Task requirements
Retype all of the material exactly, leaving no line out.

Record set
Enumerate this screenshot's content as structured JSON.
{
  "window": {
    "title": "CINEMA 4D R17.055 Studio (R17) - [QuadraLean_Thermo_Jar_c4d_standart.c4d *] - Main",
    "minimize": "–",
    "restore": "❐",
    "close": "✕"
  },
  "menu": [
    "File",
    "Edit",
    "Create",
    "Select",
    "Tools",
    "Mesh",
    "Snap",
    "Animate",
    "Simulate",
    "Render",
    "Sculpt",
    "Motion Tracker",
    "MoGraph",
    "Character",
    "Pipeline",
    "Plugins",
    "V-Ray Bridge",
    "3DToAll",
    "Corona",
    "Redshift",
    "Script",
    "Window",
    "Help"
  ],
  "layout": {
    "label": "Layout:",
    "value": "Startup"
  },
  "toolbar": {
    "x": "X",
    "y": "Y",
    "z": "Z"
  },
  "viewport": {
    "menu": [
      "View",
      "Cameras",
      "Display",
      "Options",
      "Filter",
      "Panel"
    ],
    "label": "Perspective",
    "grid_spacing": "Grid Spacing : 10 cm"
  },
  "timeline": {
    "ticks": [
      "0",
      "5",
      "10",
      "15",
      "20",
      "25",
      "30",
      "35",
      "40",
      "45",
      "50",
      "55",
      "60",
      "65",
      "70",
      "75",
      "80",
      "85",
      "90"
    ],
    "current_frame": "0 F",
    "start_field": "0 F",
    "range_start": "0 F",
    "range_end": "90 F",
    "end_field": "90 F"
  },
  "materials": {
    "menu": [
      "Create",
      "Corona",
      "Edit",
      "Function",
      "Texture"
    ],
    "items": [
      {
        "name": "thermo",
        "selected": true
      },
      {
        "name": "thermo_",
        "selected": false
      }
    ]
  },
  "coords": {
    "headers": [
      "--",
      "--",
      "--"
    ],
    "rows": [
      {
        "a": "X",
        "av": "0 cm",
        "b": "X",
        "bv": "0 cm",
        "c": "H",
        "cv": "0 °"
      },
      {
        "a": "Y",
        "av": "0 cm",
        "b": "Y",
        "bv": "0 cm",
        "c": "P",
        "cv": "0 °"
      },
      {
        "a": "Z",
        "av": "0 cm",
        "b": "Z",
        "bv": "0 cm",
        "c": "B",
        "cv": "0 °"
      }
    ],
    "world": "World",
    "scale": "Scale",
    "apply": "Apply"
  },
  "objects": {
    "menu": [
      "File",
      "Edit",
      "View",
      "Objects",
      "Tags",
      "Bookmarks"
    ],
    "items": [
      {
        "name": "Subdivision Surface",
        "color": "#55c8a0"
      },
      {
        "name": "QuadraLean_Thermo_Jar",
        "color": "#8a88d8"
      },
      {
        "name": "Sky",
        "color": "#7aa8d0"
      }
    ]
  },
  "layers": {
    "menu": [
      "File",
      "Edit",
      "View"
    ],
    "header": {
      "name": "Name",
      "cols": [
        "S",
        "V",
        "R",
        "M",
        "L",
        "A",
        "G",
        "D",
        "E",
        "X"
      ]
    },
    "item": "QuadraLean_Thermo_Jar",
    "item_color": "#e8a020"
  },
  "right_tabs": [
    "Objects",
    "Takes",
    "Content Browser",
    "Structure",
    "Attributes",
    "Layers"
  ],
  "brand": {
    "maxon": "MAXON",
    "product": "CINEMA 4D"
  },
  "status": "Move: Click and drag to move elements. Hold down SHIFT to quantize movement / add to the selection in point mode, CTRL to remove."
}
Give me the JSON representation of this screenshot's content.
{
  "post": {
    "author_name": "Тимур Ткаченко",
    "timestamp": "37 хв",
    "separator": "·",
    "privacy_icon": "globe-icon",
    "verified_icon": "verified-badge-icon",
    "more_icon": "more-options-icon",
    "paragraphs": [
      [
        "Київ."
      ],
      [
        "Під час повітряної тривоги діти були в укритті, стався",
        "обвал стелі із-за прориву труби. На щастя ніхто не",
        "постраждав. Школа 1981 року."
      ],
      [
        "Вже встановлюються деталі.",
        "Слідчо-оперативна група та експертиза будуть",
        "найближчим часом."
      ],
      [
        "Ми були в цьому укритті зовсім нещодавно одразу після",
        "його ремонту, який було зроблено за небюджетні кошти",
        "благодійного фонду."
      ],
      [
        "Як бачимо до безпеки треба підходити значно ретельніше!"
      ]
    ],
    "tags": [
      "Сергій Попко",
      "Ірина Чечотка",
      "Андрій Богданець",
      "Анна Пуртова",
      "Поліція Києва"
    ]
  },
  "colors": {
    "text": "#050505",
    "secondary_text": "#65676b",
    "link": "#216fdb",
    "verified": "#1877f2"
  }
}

Exercise output
Enumerate this screenshot's content as structured JSON.
{
  "window": {
    "title": "CINEMA 4D R17.055 Studio (R17) - [QuadraLean_Thermo_Jar_c4d_standart.c4d *] - Main",
    "minimize": "–",
    "restore": "❐",
    "close": "✕"
  },
  "menu": [
    "File",
    "Edit",
    "Create",
    "Select",
    "Tools",
    "Mesh",
    "Snap",
    "Animate",
    "Simulate",
    "Render",
    "Sculpt",
    "Motion Tracker",
    "MoGraph",
    "Character",
    "Pipeline",
    "Plugins",
    "V-Ray Bridge",
    "3DToAll",
    "Corona",
    "Redshift",
    "Script",
    "Window",
    "Help"
  ],
  "layout": {
    "label": "Layout:",
    "value": "Startup"
  },
  "toolbar": {
    "x": "X",
    "y": "Y",
    "z": "Z"
  },
  "viewport": {
    "menu": [
      "View",
      "Cameras",
      "Display",
      "Options",
      "Filter",
      "Panel"
    ],
    "label": "Perspective",
    "grid_spacing": "Grid Spacing : 10 cm"
  },
  "timeline": {
    "ticks": [
      "0",
      "5",
      "10",
      "15",
      "20",
      "25",
      "30",
      "35",
      "40",
      "45",
      "50",
      "55",
      "60",
      "65",
      "70",
      "75",
      "80",
      "85",
      "90"
    ],
    "current_frame": "0 F",
    "start_field": "0 F",
    "range_start": "0 F",
    "range_end": "90 F",
    "end_field": "90 F"
  },
  "materials": {
    "menu": [
      "Create",
      "Corona",
      "Edit",
      "Function",
      "Texture"
    ],
    "items": [
      {
        "name": "thermo",
        "selected": true
      },
      {
        "name": "thermo_",
        "selected": false
      }
    ]
  },
  "coords": {
    "headers": [
      "--",
      "--",
      "--"
    ],
    "rows": [
      {
        "a": "X",
        "av": "0 cm",
        "b": "X",
        "bv": "0 cm",
        "c": "H",
        "cv": "0 °"
      },
      {
        "a": "Y",
        "av": "0 cm",
        "b": "Y",
        "bv": "0 cm",
        "c": "P",
        "cv": "0 °"
      },
      {
        "a": "Z",
        "av": "0 cm",
        "b": "Z",
        "bv": "0 cm",
        "c": "B",
        "cv": "0 °"
      }
    ],
    "world": "World",
    "scale": "Scale",
    "apply": "Apply"
  },
  "objects": {
    "menu": [
      "File",
      "Edit",
      "View",
      "Objects",
      "Tags",
      "Bookmarks"
    ],
    "items": [
      {
        "name": "Subdivision Surface",
        "color": "#55c8a0"
      },
      {
        "name": "QuadraLean_Thermo_Jar",
        "color": "#8a88d8"
      },
      {
        "name": "Sky",
        "color": "#7aa8d0"
      }
    ]
  },
  "layers": {
    "menu": [
      "File",
      "Edit",
      "View"
    ],
    "header": {
      "name": "Name",
      "cols": [
        "S",
        "V",
        "R",
        "M",
        "L",
        "A",
        "G",
        "D",
        "E",
        "X"
      ]
    },
    "item": "QuadraLean_Thermo_Jar",
    "item_color": "#e8a020"
  },
  "right_tabs": [
    "Objects",
    "Takes",
    "Content Browser",
    "Structure",
    "Attributes",
    "Layers"
  ],
  "brand": {
    "maxon": "MAXON",
    "product": "CINEMA 4D"
  },
  "status": "Move: Click and drag to move elements. Hold down SHIFT to quantize movement / add to the selection in point mode, CTRL to remove."
}
Give me the JSON representation of this screenshot's content.
{
  "post": {
    "author_name": "Тимур Ткаченко",
    "timestamp": "37 хв",
    "separator": "·",
    "privacy_icon": "globe-icon",
    "verified_icon": "verified-badge-icon",
    "more_icon": "more-options-icon",
    "paragraphs": [
      [
        "Київ."
      ],
      [
        "Під час повітряної тривоги діти були в укритті, стався",
        "обвал стелі із-за прориву труби. На щастя ніхто не",
        "постраждав. Школа 1981 року."
      ],
      [
        "Вже встановлюються деталі.",
        "Слідчо-оперативна група та експертиза будуть",
        "найближчим часом."
      ],
      [
        "Ми були в цьому укритті зовсім нещодавно одразу після",
        "його ремонту, який було зроблено за небюджетні кошти",
        "благодійного фонду."
      ],
      [
        "Як бачимо до безпеки треба підходити значно ретельніше!"
      ]
    ],
    "tags": [
      "Сергій Попко",
      "Ірина Чечотка",
      "Андрій Богданець",
      "Анна Пуртова",
      "Поліція Києва"
    ]
  },
  "colors": {
    "text": "#050505",
    "secondary_text": "#65676b",
    "link": "#216fdb",
    "verified": "#1877f2"
  }
}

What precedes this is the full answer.